In December of that year  the King of England was crowned King of France, but not at Reims. The ceremony took place in Notre-Dame in Paris and it was a mean and shabby affair. It did nothing to extend the English power. The Duke of Bedford’s wife died. She was the Duke of Burgundy’s sister. Bedford married again rather hastily, and Burgundy considered this a slight to his sister’s memory. A coolness sprang up between the two old allies. In August, 1435, the Congress of Arras was held, at which England, Burgundy, and France met in an attempt to end the war. It failed. The French asked England to renounce forever the title of King of France for her own kings; in return, she could retain almost all Normandy and the kingdom of Guyenne. They were generous terms, but the English rejected them and, at the end of the year, Burgundy and France allied themselves to drive the English out. In the spring of the following year, French troops entered Paris. Rouen was conquered in 1449….
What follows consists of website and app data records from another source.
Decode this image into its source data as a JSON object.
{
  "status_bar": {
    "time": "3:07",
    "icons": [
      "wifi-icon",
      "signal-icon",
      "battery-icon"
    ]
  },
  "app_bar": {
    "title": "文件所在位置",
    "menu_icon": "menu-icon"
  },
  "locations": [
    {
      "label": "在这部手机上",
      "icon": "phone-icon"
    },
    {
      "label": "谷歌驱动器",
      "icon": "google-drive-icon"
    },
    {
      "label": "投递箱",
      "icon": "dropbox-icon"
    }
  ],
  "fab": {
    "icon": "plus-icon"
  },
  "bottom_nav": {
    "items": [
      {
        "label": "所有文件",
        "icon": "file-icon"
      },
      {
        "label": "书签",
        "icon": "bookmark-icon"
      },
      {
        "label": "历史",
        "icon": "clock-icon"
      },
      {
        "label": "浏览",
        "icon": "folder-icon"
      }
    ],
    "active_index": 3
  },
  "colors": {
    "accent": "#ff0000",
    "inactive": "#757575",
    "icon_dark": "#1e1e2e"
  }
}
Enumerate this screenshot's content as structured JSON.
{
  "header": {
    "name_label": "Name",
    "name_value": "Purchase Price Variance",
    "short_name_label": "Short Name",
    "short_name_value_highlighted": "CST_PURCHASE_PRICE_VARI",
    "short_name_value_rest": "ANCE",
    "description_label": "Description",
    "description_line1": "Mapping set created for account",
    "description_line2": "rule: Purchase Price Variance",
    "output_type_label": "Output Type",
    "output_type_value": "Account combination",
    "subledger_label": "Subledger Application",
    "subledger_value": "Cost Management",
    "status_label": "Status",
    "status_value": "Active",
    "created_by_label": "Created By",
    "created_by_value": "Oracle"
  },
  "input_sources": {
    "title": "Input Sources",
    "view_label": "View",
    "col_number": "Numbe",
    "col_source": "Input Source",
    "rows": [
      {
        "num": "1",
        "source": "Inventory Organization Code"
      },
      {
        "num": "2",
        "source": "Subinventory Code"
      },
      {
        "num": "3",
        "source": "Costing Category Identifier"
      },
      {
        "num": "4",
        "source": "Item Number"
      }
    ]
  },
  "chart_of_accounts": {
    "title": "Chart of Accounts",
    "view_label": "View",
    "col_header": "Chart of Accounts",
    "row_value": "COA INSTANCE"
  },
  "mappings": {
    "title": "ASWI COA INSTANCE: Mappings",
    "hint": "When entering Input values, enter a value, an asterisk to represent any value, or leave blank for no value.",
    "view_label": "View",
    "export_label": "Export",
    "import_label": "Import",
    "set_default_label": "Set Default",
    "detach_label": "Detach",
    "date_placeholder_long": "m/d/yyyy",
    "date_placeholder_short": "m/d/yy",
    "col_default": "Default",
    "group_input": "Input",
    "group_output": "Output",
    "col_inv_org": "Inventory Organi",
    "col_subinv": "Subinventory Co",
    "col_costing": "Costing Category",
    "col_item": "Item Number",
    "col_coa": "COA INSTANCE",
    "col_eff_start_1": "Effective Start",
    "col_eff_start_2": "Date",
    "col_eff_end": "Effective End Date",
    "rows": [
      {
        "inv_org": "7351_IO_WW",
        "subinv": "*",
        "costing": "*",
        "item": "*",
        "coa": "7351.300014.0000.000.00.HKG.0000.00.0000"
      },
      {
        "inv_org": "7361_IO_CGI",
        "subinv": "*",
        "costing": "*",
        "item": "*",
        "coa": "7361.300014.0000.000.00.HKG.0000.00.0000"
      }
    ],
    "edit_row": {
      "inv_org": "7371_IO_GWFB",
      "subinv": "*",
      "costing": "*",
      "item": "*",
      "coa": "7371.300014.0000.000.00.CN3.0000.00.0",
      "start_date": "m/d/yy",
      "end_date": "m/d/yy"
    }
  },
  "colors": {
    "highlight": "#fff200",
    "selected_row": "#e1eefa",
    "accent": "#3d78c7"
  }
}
On June 17, 1452, the town of Castillon, on the Dordogne, was besieged by the French. An English army, commanded by the Earl of Shrewsbury, the famous Talbot who had fought at Orléans against Joan, was sent to its relief. The French won an easy victory and Talbot, badly wounded, died on the field. He was sixty-three; nearly fifty of those years had been spent in fighting the French. Four months later, on October 19, Bordeaux surrendered. The Hundred Years’ War was over and the English were out of France.
John Beevers, St. Joan of Arc (Rockford, Ill.: Tan Books and Publishers, Inc., 1974), 173-74.
Short Stories on Honor, Chivalry, and the World of Nobility—no. 245